WORK REQUEST:
Read the records beneath this task and copy every line that contains the string "options".

DATA PROVIDED:
=======
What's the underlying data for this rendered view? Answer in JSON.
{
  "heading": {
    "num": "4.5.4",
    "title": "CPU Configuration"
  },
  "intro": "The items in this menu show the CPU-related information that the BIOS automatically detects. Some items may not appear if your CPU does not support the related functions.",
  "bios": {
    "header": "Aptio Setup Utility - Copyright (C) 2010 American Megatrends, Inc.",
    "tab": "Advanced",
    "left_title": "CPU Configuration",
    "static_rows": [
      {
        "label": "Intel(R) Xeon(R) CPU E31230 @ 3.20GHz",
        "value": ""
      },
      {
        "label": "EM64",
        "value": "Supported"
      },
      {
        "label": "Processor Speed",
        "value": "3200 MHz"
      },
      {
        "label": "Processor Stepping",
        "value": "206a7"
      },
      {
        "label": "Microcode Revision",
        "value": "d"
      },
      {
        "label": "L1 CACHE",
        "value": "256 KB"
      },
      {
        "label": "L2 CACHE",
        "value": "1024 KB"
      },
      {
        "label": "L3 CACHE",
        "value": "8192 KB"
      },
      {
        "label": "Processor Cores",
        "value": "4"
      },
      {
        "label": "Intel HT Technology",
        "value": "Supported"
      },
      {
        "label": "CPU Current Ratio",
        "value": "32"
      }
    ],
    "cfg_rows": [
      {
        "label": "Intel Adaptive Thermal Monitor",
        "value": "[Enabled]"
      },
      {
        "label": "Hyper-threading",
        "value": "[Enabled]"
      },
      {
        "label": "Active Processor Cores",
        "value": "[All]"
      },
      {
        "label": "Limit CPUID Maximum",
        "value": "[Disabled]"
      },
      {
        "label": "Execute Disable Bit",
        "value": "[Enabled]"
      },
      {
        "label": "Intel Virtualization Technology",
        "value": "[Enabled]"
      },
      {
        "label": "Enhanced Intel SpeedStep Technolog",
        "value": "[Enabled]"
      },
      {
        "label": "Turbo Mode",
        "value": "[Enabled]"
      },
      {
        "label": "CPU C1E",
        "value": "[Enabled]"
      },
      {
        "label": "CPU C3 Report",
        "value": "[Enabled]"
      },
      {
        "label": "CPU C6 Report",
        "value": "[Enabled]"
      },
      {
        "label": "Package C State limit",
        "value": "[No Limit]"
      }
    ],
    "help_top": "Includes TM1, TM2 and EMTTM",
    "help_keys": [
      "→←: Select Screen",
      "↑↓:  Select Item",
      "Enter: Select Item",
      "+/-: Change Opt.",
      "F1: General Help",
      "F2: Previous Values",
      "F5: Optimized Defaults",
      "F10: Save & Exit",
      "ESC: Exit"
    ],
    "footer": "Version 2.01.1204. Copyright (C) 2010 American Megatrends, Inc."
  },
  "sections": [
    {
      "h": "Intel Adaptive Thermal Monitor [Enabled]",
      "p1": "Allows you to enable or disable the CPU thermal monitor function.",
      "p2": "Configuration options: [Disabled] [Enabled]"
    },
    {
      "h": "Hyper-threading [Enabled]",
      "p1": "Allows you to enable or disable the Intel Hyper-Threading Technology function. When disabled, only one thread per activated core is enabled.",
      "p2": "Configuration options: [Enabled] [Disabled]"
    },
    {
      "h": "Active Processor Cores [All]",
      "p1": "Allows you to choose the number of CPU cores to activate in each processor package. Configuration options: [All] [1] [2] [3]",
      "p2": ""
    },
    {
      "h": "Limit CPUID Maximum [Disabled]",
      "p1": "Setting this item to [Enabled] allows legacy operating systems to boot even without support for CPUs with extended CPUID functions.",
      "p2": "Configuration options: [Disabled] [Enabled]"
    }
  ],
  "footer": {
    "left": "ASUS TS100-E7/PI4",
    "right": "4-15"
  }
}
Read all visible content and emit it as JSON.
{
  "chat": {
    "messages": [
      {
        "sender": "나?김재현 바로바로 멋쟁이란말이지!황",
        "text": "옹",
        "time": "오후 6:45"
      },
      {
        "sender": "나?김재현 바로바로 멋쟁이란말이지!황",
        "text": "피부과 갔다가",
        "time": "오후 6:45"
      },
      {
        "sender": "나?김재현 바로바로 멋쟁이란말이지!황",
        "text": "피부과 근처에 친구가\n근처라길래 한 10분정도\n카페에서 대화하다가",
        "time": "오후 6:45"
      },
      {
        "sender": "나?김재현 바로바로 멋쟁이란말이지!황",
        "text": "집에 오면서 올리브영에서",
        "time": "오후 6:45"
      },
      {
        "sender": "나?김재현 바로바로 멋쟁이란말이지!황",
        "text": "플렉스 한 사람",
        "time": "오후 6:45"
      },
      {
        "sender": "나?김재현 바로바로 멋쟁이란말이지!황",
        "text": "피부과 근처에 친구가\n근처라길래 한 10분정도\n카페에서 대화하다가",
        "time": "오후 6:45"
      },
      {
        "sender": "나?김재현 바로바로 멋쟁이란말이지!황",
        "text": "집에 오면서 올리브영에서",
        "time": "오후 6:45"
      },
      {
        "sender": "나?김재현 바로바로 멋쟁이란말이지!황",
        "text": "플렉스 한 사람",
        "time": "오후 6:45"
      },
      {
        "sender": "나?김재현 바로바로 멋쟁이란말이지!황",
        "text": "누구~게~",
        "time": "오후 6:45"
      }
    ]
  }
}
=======
RESPONSE TO THE TASK:
      "p2": "Configuration options: [Disabled] [Enabled]"
      "p2": "Configuration options: [Enabled] [Disabled]"
      "p1": "Allows you to choose the number of CPU cores to activate in each processor package. Configuration options: [All] [1] [2] [3]",
      "p2": "Configuration options: [Disabled] [Enabled]"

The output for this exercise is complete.